◆ Problem to solve:
The response must be made up of the lines in the entries below that contain "name".

◆ Input records:
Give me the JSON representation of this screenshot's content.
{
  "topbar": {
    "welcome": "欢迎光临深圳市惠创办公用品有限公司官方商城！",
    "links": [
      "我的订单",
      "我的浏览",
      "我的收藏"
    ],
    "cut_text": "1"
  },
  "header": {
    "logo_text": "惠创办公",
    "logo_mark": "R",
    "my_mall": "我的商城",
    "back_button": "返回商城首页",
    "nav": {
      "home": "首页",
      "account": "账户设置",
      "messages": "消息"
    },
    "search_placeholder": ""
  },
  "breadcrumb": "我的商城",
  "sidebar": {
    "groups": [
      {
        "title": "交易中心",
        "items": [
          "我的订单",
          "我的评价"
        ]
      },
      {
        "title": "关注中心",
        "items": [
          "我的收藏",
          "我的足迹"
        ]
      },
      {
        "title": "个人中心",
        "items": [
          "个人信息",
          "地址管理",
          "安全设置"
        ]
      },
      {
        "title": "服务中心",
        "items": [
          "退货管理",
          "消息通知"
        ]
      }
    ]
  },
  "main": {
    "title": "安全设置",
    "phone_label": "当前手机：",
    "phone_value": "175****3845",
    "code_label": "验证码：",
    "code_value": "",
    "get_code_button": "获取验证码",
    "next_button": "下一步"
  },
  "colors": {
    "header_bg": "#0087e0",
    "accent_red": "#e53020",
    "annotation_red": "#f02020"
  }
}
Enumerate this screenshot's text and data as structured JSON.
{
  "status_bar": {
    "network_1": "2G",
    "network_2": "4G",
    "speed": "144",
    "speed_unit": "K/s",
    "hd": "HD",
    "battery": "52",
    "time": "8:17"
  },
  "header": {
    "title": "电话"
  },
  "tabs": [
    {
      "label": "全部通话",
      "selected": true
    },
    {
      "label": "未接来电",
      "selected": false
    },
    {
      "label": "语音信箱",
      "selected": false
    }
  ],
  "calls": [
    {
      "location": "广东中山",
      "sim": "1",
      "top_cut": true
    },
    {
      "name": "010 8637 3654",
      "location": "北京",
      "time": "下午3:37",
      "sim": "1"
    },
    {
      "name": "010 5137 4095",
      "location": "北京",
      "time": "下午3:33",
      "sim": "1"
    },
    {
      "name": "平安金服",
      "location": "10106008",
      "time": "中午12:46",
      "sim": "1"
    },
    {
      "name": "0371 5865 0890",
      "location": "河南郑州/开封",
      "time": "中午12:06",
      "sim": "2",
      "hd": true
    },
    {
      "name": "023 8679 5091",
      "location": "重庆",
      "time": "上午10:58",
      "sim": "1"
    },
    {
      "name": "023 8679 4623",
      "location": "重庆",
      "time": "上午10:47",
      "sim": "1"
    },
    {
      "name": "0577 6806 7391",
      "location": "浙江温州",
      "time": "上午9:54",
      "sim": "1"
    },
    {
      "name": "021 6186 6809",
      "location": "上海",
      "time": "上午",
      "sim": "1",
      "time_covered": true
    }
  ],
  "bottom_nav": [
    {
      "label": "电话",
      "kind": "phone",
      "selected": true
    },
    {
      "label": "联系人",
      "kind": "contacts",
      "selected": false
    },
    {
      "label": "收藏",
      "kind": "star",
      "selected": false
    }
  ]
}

◆ Solution for this task:
      "name": "010 8637 3654",
      "name": "010 5137 4095",
      "name": "平安金服",
      "name": "0371 5865 0890",
      "name": "023 8679 5091",
      "name": "023 8679 4623",
      "name": "0577 6806 7391",
      "name": "021 6186 6809",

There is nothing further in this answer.